# What to produce
From the data below, copy each line that includes the word "Gestión".

*-*-*

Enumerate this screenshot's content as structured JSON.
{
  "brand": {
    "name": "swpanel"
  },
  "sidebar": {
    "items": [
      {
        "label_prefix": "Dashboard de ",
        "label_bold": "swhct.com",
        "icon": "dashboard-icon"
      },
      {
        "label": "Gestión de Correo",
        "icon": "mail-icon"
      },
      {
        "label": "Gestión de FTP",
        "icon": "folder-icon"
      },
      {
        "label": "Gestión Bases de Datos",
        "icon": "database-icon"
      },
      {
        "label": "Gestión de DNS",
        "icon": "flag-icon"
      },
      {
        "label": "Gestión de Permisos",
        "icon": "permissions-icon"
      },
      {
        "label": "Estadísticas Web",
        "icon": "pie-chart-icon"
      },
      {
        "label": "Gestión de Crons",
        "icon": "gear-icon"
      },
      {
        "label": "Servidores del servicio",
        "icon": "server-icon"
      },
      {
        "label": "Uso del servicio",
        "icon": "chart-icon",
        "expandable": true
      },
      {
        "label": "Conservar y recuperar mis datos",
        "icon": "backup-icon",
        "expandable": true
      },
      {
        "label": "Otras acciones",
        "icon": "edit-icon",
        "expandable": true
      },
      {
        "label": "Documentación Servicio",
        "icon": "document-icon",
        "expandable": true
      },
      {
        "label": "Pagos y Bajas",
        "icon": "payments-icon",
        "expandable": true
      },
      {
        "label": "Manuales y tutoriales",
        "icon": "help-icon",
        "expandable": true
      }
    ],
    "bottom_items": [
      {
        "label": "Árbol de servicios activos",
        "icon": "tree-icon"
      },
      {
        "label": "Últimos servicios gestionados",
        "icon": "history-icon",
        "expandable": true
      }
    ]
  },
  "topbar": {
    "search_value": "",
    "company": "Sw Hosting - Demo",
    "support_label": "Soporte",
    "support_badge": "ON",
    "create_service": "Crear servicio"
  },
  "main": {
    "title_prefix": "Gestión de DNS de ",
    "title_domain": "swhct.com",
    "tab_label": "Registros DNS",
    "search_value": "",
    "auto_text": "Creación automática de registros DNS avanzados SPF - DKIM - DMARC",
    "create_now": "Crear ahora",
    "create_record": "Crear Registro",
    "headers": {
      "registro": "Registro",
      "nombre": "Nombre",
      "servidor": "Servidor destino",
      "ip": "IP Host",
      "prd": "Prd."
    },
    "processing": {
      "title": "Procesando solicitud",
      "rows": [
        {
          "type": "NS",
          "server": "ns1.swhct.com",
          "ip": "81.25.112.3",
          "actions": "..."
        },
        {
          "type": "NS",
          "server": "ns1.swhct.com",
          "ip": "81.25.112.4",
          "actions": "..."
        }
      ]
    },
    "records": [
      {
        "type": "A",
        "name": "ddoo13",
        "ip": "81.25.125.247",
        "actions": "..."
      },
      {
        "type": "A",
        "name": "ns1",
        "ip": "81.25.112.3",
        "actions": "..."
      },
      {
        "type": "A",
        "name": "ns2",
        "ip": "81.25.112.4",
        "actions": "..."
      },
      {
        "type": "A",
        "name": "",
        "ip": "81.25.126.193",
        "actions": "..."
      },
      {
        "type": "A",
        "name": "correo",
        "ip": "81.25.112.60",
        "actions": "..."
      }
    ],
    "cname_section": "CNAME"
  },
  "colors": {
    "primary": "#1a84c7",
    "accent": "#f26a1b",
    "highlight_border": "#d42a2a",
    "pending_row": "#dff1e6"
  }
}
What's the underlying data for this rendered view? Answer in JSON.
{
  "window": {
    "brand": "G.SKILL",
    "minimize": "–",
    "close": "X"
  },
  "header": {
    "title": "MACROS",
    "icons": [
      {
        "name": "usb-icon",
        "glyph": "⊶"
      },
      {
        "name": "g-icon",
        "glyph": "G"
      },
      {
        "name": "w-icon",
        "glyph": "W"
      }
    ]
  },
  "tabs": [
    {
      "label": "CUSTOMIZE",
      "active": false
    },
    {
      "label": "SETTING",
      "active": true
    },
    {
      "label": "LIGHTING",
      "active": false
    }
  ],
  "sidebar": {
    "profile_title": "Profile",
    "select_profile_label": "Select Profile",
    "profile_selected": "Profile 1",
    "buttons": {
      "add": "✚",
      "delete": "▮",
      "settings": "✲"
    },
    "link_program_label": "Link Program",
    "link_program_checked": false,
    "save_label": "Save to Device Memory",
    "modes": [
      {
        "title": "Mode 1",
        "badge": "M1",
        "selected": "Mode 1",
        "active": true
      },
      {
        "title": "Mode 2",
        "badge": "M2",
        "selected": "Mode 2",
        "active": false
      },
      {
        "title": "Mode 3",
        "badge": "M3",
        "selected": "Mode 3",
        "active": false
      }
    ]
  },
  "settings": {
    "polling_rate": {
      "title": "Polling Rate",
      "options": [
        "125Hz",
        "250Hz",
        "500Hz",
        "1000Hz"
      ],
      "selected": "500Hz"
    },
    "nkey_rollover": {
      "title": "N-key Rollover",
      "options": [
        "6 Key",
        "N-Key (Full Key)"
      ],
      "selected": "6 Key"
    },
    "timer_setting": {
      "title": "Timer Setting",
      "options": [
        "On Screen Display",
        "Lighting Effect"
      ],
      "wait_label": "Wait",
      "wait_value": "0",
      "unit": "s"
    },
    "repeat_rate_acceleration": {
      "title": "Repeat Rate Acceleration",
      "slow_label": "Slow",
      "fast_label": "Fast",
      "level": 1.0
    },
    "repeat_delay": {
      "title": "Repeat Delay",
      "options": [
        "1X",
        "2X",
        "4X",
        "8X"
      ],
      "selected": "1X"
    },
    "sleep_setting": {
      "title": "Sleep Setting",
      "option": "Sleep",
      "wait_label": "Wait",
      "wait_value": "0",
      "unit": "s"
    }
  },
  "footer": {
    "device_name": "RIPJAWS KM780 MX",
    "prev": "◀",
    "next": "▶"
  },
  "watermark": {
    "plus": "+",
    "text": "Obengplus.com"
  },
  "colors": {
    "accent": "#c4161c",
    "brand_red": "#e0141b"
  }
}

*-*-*

# Response to the task
        "label": "Gestión de Correo",
        "label": "Gestión de FTP",
        "label": "Gestión Bases de Datos",
        "label": "Gestión de DNS",
        "label": "Gestión de Permisos",
        "label": "Gestión de Crons",
    "title_prefix": "Gestión de DNS de ",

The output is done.